As we age, the impact of falls becomes more and more serious. Gone are our younger days where we might simply be left with a few bruises and a story to tell. For the elderly community, falls can have lasting effects.
Did you know that according to the NHS, around 1 in 3 adults over 65 and half of people over 80 will have at least one fall a year? While most falls do not result in serious injury, some do, so we need to do our best to support the elderly community and ensure that fewer falls are occurring.
A fall is more than just a fall. In fact, falls at home, especially at night, can lead to fractures, medical complications, long hospital stays and isolation. For some, these falls lead to a loss of independence and may result in being unable to live at home.
There is also a link between falls and people suffering from dementia and Alzheimer's. According to the NHS, research shows there are more than 850,000 people in the UK who have dementia. One in 14 people over the age of 65 have dementia, and the condition affects 1 in 6 people over 80. Dementia is a contributing risk factor to falls as it can lead to confusion and lack of confidence, which can lead to instability.
Falls can happen due to a multitude of reasons, from side effects of medications to trip hazards in the home. Here are some of the key contributing factors for falls.
These factors are often unavoidable or difficult to reverse and put us at additional risk of falls, so it is important to be aware of them.
- Balance problems and muscle weakness
- Issues with vision
- Long-term health conditions, such as heart disease or dementia
- Low blood pressure
- Certain medications that cite dizziness as a side effect
These include the ways that our environments are set up and how our behaviours can put us at risk of falling.
- Slipping hazards, such as wet floors and showers with no non-slip mats
- Lack of lighting throughout the space
- Rugs or carpets not properly secured down
- Stairs with a poor railing
- Rushing to get up or move during the day or night
- A fear of falling.
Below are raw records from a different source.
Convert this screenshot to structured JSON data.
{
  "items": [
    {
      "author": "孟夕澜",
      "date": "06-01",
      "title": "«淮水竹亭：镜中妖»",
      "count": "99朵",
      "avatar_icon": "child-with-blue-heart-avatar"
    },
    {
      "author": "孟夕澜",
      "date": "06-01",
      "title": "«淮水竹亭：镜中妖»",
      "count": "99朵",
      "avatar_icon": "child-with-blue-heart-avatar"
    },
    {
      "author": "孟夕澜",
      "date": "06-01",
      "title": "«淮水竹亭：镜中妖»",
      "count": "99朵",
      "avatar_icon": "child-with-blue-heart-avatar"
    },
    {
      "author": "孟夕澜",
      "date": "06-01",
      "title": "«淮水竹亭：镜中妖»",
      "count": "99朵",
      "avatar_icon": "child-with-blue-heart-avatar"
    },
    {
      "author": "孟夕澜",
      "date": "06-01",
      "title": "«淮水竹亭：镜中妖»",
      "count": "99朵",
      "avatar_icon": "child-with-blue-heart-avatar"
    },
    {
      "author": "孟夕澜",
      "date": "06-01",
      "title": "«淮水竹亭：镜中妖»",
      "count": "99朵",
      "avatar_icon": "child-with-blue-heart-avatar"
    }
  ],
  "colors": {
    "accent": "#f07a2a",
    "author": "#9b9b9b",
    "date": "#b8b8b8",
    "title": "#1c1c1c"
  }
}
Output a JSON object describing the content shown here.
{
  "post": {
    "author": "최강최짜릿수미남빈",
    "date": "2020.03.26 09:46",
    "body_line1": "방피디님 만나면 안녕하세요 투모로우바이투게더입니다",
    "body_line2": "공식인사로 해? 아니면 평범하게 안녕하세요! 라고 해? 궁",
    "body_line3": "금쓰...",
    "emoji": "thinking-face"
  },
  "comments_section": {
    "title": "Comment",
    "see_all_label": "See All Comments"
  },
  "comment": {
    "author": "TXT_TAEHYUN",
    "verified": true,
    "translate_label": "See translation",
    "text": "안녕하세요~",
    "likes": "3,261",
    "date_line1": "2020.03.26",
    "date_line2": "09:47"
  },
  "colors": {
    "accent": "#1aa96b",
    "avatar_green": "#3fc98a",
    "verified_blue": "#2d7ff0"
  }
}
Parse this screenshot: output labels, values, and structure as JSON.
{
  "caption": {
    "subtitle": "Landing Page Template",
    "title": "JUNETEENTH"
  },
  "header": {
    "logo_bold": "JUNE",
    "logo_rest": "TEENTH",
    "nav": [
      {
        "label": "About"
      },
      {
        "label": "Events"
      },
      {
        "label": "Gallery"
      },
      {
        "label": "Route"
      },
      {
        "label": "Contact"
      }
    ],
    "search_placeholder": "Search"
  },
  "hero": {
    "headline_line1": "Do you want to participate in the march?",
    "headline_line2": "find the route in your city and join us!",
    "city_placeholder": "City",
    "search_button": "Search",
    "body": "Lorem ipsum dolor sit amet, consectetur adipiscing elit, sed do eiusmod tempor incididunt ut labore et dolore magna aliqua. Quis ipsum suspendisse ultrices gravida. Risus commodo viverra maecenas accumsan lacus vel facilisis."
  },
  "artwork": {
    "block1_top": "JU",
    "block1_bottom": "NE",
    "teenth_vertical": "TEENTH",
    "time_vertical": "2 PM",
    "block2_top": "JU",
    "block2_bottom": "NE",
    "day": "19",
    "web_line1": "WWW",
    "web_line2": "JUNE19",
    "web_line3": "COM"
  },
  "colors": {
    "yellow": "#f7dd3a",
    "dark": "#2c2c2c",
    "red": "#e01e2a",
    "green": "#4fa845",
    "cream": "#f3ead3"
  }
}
Falling once can lead to further falls in the future
What can be done to prevent falls?
1) We can design our spaces to reduce the risk of falls, which involves removing trip hazards and obstacles
2) Add some additional lighting into your space, including lamps for tables and corners of rooms
3) Exercise classes, and gentle exercise such as walking and yoga, can help to improve stability
4) At-home safety devices like Bide (more on this below)
The fear of falling
The reality is that once an older adult has experienced a fall, it can increase the likelihood of them falling again. This is due to a variety of factors, such as a loss of confidence and also a fear of the impact of a fall. According to the Centre of Disease Control and Prevention, falling once doubles your chances of falling again. This is why fall prevention methods are crucial for the safety and independence of our older communities.
A little about Bide...
Bide is on a mission to empower independence at home and provide peace of mind for concerned loved ones.
The device works by detecting light and motion while the user sleeps. When Bide detects them sitting up or reaching to turns on their bedside light, it plays a pre-recorded message from a loved one, reminding them to take their time. Doing this gently alerts the user to their whereabouts and gives them a moment to focus on their surroundings and get out of bed safely.
It’s a simple but incredibly effective way of preventing falls. Every fall prevented counts.
Our final thoughts
Falls for the elderly are often more serious and can lead to a variety of lasting impacts, from fractures to hospital stays. However, there are some things we can all do to prevent them.
Bide is one way to help to keep yourself or relatives safe. To learn more, visit our Get Bide page today.
Make sure you’re following us on social media so that you don’t miss out on our product development updates and safety at home advice, as well as lifestyle content.
You can follow us on Facebook, Twitter, Instagram and LinkedIn.
To learn more about the Bide device and how it can support you or your loved ones to live independently at home, visit our About Us page.
If you have any questions about who we are and what we do, get in touch with us today.